- Luca Di Stasio - Luleå University of Technology and Université de Lorraine, certified Carpentries Instructor with expertise in cross-cultural communication
The task force opened a form from 13-31 August 2019 where community members safely provided anonymous feedback about uncomfortable situations experienced or witnessed that occurred within and outside Carpentries spaces (in-person or online) involving Carpentries community members. We wanted to know about the incidents, the experiences of individuals who were directly affected, and how the incidents were handled, including whether or not these incidents were shared with the CoCc. Twelve responses were received during this collection period. Additionally, we opened several GitHub issues about relevant codes of conduct and practices of similar organisations to inform our recommendations. The task force was particularly impressed by similar approaches put forth by R-Ladies who are challenging the perceived and actual models for sharing information inside inclusive communities. From this community feedback and the information we collected, we present our recommendations.
Summary of Recommendations
The task force has determined that neither the Carpentries Staff, Code of Conduct Committee, nor the Executive Council is exclusively responsible for monitoring and/or proactively responding to dialogue in Carpentries spaces (in-person or online), or non-Carpentries spaces where Carpentries community members are active. Our recommendation is for the Code of Conduct Committee, Regional Coordinators, and Instructor Trainers to encourage and empower community members to share any incidents or concerns to an ombudsperson or the CoCc. Additionally, we recommend making the button to report a CoC violation more prominent on the Carpentries website.
The task force agrees that The Carpentries should be in the vanguard in developing approaches for ensuring that open scholarship/open data communities are safe and welcoming spaces. As a consequence, the Carpentries might need to update policies to reflect this more social and global understanding of how people are treated in physical and digital spaces. Our recommendations are in favour of expanding the scope of incidents that justify a Carpentries response, and in encouraging community members to: share incidents, even if minor or if they happen outside our spaces; and share unwelcome or inappropriate conduct that happens to anyone that is adjacent to our activities (for example, hotel employees, persons expressing their free speech rights or students). Our recommendations do not aim to expand the scope of the Code of Conduct Committee. We recommend socialising the discussion, investigation and outcome of incidents that come to the attention of the Carpentries leadership. In practice, there may be a net increase in community members who have responsibility for monitoring, reporting, and acting on incidents.
The community is welcome to read the full report with detailed recommendations.
We want to sincerely thank everyone who has been involved in this discussion and process.
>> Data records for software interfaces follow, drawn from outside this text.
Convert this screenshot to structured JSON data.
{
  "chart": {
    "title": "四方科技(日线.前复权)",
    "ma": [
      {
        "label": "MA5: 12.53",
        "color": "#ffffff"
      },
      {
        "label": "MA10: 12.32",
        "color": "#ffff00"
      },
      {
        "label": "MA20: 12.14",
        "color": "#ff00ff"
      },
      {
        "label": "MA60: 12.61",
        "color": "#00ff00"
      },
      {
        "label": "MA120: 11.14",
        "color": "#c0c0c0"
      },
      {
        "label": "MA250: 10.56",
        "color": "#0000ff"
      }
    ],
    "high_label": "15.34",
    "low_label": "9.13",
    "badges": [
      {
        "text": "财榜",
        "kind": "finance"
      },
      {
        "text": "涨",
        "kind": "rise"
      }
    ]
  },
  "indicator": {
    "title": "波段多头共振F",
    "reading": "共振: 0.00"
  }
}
We recognise that the implementation of our recommendations will require community engagement on all levels (staff, partner, local leaders/champions) and pathways to develop local leadership. Our plan is to develop a roadmap for evaluating and implementing the recommendations from the task force. This roadmap will be spearheaded by Kari L. Jordan (Senior Director of Equity and Assessment for The Carpentries). Community members are welcome to get in touch to share your thoughts on this work.